In moments like these, Harvey Milk seems both present and absent, and we become hyperaware of Penn as an inhabited image of a man rather than a naturalistic approximation, regardless of the dignity and passion the actor invests in the role. As is the case with many biopics of politicians, the righteous protagonist’s ascendance up the ladder parallels either the rise or fall of his or her moral or ethical awareness. And despite Black, Van Sant, and Penn’s somewhat simplified, easily arced portrayal of Milk as a wide-eyed wannabe city supervisor turned crusading elected official, there’s a refreshing nuance and authenticity to the film’s incremental, accessible description of public policymaking. In fact, Milk’s portrait of 1970s San Francisco—not just its hip huggers and Jheri curls, but more importantly its air of burgeoning social activism and the pragmatic, community-based steps it takes to institute change—may ultimately be its greatest selling point, even more so than the grandiose performance at its center or its appeal to straight audiences despite an almost complete lack of heterosexual identification. Though this resolutely non-niche film should not be condemned for trying to play wide, its everything-and-nothing nature tags it as somewhat anonymous. Harvey is depicted as the face of a disenfranchised people, which in this case makes him, ironically, relatively faceless.

The film’s casually abject portrayal of Milk’s post-Scott lover, Jack Lira, only makes matters worse. Missing Franco’s potent sensuality, which strutted across the screen with abandon, Diego Luna strikes a barely reverberative note of preening, effeminate solipsism and keeps hitting it over and over. The result is an unfair demonizing of an underdeveloped character, based though he may have been on a person few in Milk’s circle seemed to take a shine to, and an even less convincing portrait of same-sex relations than that of Harvey and Scott. In Luna’s representation of Jack, there’s even a lingering whiff of the problematic (but at least foregrounded) objectification of Latino men that provided Van Sant’s debut, Mala Noche, with its ideological engine. The film’s only admission that Harvey and Jack—depicted as little more than a disruptive influence on Harvey’s life, and a pale imitation of Scott—had any semblance of sexual chemistry comes during an embarrassing impromptu dinnertime seduction over rice and beans that seems tailor-made for uncomfortable audiences. In scene after scene, it’s okay to laugh at Jack, which effectively neuters him and perhaps a large chunk of the film itself.

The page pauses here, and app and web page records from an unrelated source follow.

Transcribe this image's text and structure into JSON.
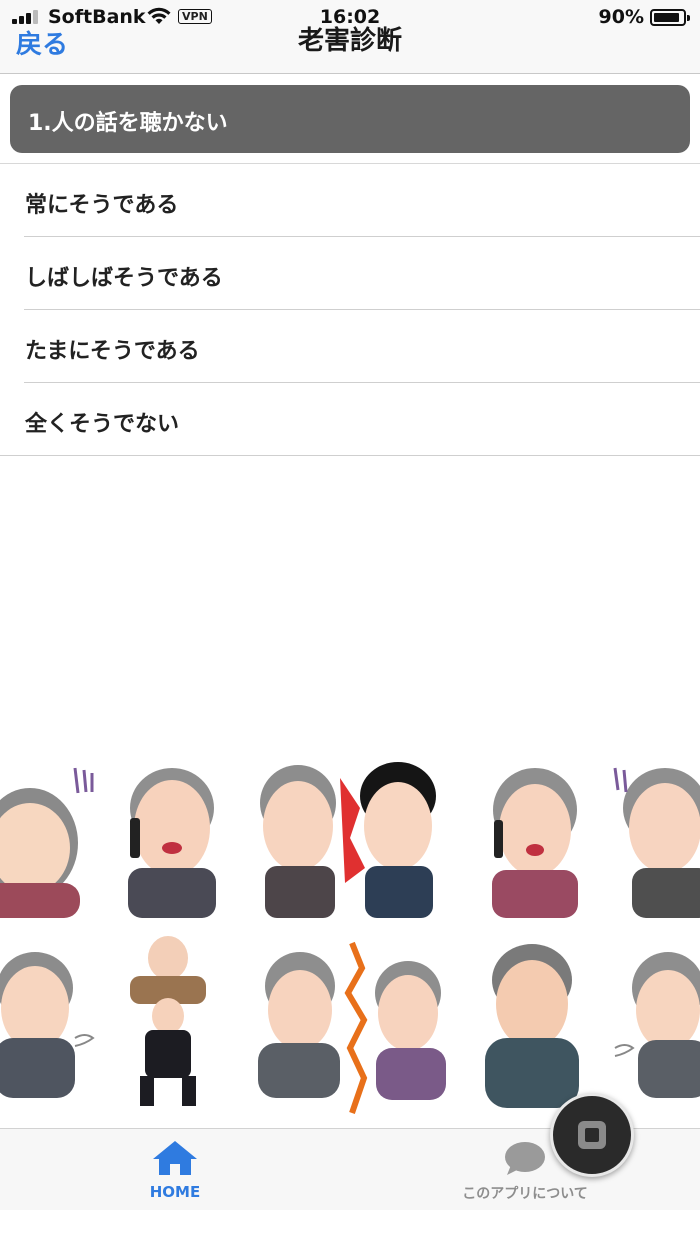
{
  "status_bar": {
    "carrier": "SoftBank",
    "vpn": "VPN",
    "time": "16:02",
    "battery_percent": "90%",
    "battery_level": 0.9
  },
  "nav": {
    "back_label": "戻る",
    "title": "老害診断"
  },
  "question": {
    "text": "1.人の話を聴かない"
  },
  "options": [
    {
      "label": "常にそうである"
    },
    {
      "label": "しばしばそうである"
    },
    {
      "label": "たまにそうである"
    },
    {
      "label": "全くそうでない"
    }
  ],
  "tab_bar": {
    "tabs": [
      {
        "label": "HOME",
        "icon": "home-icon",
        "active": true
      },
      {
        "label": "このアプリについて",
        "icon": "chat-bubble-icon",
        "active": false
      }
    ]
  },
  "colors": {
    "accent": "#2f7be0",
    "question_bg": "#656565",
    "inactive_tab": "#8e8e8e"
  }
}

Of course, the lack of sexual earthiness in Milk is entirely expected, especially when argued as a political expedient. A biopic portraiture which takes into account any formidable sexual inner life is as equally uncommon in heterosexual subjects, and Scott and Jack’s peripheral narrative involvement (they’re, respectively, respectful bystander and disorderly nuisance) is pitched at about the level of those female appendages one might see in Frost/Nixon or Ray. Therefore, is this shortcoming of Milk’s—that Harvey’s romantic relationships remain timid and sketched in—indicative of Hollywood’s continued squeamishness (sex scenes were allegedly added to the script at Penn’s request, but they didn’t make the final cut) or does it just come with the eternally masculine biopic territory? Rob Epstein’s 1984 documentary The Times of Harvey Milk is even less concerned with Milk’s personal life than Van Sant’s film, which in comparison seems to make a sincere, concerted effort to present the man in a fuller, more physical manner. And indeed, in moments, Milk, for all its arguably necessary timidity, comes closer to being sexy than any encomium should ever hope to be. Still, maybe one day Hollywood will show a man ready for another kind of action.